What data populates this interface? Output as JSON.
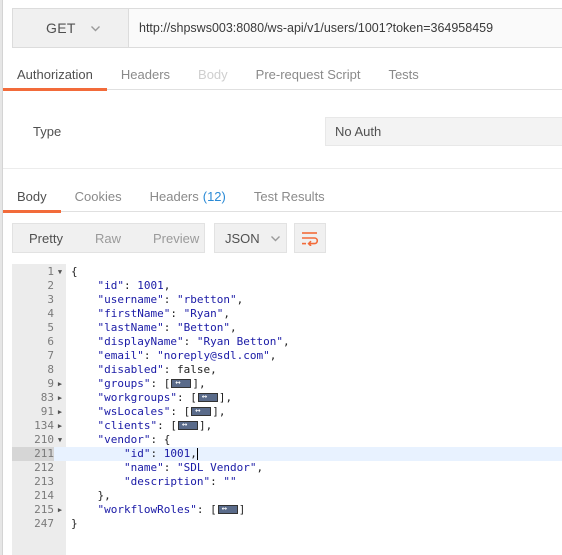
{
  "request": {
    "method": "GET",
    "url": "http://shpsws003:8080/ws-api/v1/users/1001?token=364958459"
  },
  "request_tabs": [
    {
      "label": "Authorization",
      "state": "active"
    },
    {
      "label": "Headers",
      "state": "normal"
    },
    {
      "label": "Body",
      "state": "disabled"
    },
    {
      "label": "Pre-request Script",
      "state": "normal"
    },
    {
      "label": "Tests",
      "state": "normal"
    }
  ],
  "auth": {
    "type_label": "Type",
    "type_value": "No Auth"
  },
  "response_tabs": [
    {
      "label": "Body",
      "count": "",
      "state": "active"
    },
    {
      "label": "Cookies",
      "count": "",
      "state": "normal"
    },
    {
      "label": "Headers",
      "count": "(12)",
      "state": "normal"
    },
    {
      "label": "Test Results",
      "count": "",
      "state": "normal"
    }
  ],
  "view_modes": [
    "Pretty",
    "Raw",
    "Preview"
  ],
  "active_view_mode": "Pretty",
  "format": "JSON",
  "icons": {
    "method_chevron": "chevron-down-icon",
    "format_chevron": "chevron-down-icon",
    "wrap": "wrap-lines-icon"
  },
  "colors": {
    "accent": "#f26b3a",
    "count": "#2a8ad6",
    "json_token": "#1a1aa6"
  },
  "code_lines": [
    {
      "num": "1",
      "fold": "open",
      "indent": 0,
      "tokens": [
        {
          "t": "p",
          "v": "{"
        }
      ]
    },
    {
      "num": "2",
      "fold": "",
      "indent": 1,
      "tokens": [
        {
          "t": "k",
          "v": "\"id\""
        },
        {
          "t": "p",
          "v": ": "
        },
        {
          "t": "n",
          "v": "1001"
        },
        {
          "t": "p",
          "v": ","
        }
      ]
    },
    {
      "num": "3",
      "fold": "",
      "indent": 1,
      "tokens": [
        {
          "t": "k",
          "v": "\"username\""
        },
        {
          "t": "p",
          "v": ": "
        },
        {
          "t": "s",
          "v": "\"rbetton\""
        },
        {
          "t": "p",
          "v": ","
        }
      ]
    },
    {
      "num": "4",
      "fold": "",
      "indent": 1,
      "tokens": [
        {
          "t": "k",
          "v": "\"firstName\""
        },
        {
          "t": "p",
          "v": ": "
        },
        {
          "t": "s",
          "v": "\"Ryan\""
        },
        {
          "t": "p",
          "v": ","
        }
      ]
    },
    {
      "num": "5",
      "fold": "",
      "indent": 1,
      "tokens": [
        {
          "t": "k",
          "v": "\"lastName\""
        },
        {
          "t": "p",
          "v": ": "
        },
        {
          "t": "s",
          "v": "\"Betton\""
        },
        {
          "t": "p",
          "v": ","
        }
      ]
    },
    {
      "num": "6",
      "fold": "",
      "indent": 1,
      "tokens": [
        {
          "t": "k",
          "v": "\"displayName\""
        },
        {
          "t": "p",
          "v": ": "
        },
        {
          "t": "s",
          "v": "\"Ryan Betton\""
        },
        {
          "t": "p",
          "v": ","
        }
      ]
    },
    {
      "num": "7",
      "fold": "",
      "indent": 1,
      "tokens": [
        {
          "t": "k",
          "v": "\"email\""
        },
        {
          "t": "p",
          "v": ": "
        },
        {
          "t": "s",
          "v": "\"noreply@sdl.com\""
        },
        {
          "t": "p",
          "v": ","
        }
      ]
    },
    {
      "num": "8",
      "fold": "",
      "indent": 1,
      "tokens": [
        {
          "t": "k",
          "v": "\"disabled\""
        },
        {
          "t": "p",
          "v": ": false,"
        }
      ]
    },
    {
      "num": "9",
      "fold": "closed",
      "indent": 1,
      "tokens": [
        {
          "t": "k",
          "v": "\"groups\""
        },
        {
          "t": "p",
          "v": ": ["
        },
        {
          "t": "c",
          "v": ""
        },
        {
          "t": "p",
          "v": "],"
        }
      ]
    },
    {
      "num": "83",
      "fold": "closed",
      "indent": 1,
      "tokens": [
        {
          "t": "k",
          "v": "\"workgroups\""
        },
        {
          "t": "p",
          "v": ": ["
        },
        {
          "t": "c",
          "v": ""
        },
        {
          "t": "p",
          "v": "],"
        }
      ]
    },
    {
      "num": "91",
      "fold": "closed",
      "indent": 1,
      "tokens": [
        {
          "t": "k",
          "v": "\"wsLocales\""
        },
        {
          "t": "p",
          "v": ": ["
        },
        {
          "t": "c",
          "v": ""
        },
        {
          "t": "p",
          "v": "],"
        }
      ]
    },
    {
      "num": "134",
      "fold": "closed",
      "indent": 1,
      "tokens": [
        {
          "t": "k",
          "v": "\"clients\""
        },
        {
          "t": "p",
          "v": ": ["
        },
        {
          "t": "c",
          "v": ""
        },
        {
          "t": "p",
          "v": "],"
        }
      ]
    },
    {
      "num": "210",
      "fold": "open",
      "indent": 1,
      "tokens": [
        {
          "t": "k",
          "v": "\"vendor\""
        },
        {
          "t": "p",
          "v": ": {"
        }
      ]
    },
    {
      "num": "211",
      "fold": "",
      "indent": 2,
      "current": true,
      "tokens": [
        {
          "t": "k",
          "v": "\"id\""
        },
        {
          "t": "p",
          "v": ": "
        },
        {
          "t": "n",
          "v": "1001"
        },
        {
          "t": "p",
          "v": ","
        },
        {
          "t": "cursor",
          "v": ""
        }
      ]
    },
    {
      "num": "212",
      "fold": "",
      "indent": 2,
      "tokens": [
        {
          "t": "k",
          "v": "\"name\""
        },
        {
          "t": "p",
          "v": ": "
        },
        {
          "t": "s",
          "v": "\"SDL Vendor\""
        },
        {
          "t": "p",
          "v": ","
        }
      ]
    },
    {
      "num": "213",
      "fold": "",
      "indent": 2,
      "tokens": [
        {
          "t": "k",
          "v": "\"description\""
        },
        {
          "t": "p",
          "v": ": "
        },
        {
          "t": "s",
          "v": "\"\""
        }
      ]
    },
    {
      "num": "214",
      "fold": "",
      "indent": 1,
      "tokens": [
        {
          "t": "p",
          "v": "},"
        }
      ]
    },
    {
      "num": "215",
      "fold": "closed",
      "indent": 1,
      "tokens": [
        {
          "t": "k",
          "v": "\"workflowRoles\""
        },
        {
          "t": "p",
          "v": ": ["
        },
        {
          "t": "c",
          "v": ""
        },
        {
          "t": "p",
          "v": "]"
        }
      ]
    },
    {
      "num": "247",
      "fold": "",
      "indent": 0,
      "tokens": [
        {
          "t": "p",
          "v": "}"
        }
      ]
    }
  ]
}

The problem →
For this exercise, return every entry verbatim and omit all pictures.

Output for this exercise →
What data populates this interface? Output as JSON.
{
  "request": {
    "method": "GET",
    "url": "http://shpsws003:8080/ws-api/v1/users/1001?token=364958459"
  },
  "request_tabs": [
    {
      "label": "Authorization",
      "state": "active"
    },
    {
      "label": "Headers",
      "state": "normal"
    },
    {
      "label": "Body",
      "state": "disabled"
    },
    {
      "label": "Pre-request Script",
      "state": "normal"
    },
    {
      "label": "Tests",
      "state": "normal"
    }
  ],
  "auth": {
    "type_label": "Type",
    "type_value": "No Auth"
  },
  "response_tabs": [
    {
      "label": "Body",
      "count": "",
      "state": "active"
    },
    {
      "label": "Cookies",
      "count": "",
      "state": "normal"
    },
    {
      "label": "Headers",
      "count": "(12)",
      "state": "normal"
    },
    {
      "label": "Test Results",
      "count": "",
      "state": "normal"
    }
  ],
  "view_modes": [
    "Pretty",
    "Raw",
    "Preview"
  ],
  "active_view_mode": "Pretty",
  "format": "JSON",
  "icons": {
    "method_chevron": "chevron-down-icon",
    "format_chevron": "chevron-down-icon",
    "wrap": "wrap-lines-icon"
  },
  "colors": {
    "accent": "#f26b3a",
    "count": "#2a8ad6",
    "json_token": "#1a1aa6"
  },
  "code_lines": [
    {
      "num": "1",
      "fold": "open",
      "indent": 0,
      "tokens": [
        {
          "t": "p",
          "v": "{"
        }
      ]
    },
    {
      "num": "2",
      "fold": "",
      "indent": 1,
      "tokens": [
        {
          "t": "k",
          "v": "\"id\""
        },
        {
          "t": "p",
          "v": ": "
        },
        {
          "t": "n",
          "v": "1001"
        },
        {
          "t": "p",
          "v": ","
        }
      ]
    },
    {
      "num": "3",
      "fold": "",
      "indent": 1,
      "tokens": [
        {
          "t": "k",
          "v": "\"username\""
        },
        {
          "t": "p",
          "v": ": "
        },
        {
          "t": "s",
          "v": "\"rbetton\""
        },
        {
          "t": "p",
          "v": ","
        }
      ]
    },
    {
      "num": "4",
      "fold": "",
      "indent": 1,
      "tokens": [
        {
          "t": "k",
          "v": "\"firstName\""
        },
        {
          "t": "p",
          "v": ": "
        },
        {
          "t": "s",
          "v": "\"Ryan\""
        },
        {
          "t": "p",
          "v": ","
        }
      ]
    },
    {
      "num": "5",
      "fold": "",
      "indent": 1,
      "tokens": [
        {
          "t": "k",
          "v": "\"lastName\""
        },
        {
          "t": "p",
          "v": ": "
        },
        {
          "t": "s",
          "v": "\"Betton\""
        },
        {
          "t": "p",
          "v": ","
        }
      ]
    },
    {
      "num": "6",
      "fold": "",
      "indent": 1,
      "tokens": [
        {
          "t": "k",
          "v": "\"displayName\""
        },
        {
          "t": "p",
          "v": ": "
        },
        {
          "t": "s",
          "v": "\"Ryan Betton\""
        },
        {
          "t": "p",
          "v": ","
        }
      ]
    },
    {
      "num": "7",
      "fold": "",
      "indent": 1,
      "tokens": [
        {
          "t": "k",
          "v": "\"email\""
        },
        {
          "t": "p",
          "v": ": "
        },
        {
          "t": "s",
          "v": "\"noreply@sdl.com\""
        },
        {
          "t": "p",
          "v": ","
        }
      ]
    },
    {
      "num": "8",
      "fold": "",
      "indent": 1,
      "tokens": [
        {
          "t": "k",
          "v": "\"disabled\""
        },
        {
          "t": "p",
          "v": ": false,"
        }
      ]
    },
    {
      "num": "9",
      "fold": "closed",
      "indent": 1,
      "tokens": [
        {
          "t": "k",
          "v": "\"groups\""
        },
        {
          "t": "p",
          "v": ": ["
        },
        {
          "t": "c",
          "v": ""
        },
        {
          "t": "p",
          "v": "],"
        }
      ]
    },
    {
      "num": "83",
      "fold": "closed",
      "indent": 1,
      "tokens": [
        {
          "t": "k",
          "v": "\"workgroups\""
        },
        {
          "t": "p",
          "v": ": ["
        },
        {
          "t": "c",
          "v": ""
        },
        {
          "t": "p",
          "v": "],"
        }
      ]
    },
    {
      "num": "91",
      "fold": "closed",
      "indent": 1,
      "tokens": [
        {
          "t": "k",
          "v": "\"wsLocales\""
        },
        {
          "t": "p",
          "v": ": ["
        },
        {
          "t": "c",
          "v": ""
        },
        {
          "t": "p",
          "v": "],"
        }
      ]
    },
    {
      "num": "134",
      "fold": "closed",
      "indent": 1,
      "tokens": [
        {
          "t": "k",
          "v": "\"clients\""
        },
        {
          "t": "p",
          "v": ": ["
        },
        {
          "t": "c",
          "v": ""
        },
        {
          "t": "p",
          "v": "],"
        }
      ]
    },
    {
      "num": "210",
      "fold": "open",
      "indent": 1,
      "tokens": [
        {
          "t": "k",
          "v": "\"vendor\""
        },
        {
          "t": "p",
          "v": ": {"
        }
      ]
    },
    {
      "num": "211",
      "fold": "",
      "indent": 2,
      "current": true,
      "tokens": [
        {
          "t": "k",
          "v": "\"id\""
        },
        {
          "t": "p",
          "v": ": "
        },
        {
          "t": "n",
          "v": "1001"
        },
        {
          "t": "p",
          "v": ","
        },
        {
          "t": "cursor",
          "v": ""
        }
      ]
    },
    {
      "num": "212",
      "fold": "",
      "indent": 2,
      "tokens": [
        {
          "t": "k",
          "v": "\"name\""
        },
        {
          "t": "p",
          "v": ": "
        },
        {
          "t": "s",
          "v": "\"SDL Vendor\""
        },
        {
          "t": "p",
          "v": ","
        }
      ]
    },
    {
      "num": "213",
      "fold": "",
      "indent": 2,
      "tokens": [
        {
          "t": "k",
          "v": "\"description\""
        },
        {
          "t": "p",
          "v": ": "
        },
        {
          "t": "s",
          "v": "\"\""
        }
      ]
    },
    {
      "num": "214",
      "fold": "",
      "indent": 1,
      "tokens": [
        {
          "t": "p",
          "v": "},"
        }
      ]
    },
    {
      "num": "215",
      "fold": "closed",
      "indent": 1,
      "tokens": [
        {
          "t": "k",
          "v": "\"workflowRoles\""
        },
        {
          "t": "p",
          "v": ": ["
        },
        {
          "t": "c",
          "v": ""
        },
        {
          "t": "p",
          "v": "]"
        }
      ]
    },
    {
      "num": "247",
      "fold": "",
      "indent": 0,
      "tokens": [
        {
          "t": "p",
          "v": "}"
        }
      ]
    }
  ]
}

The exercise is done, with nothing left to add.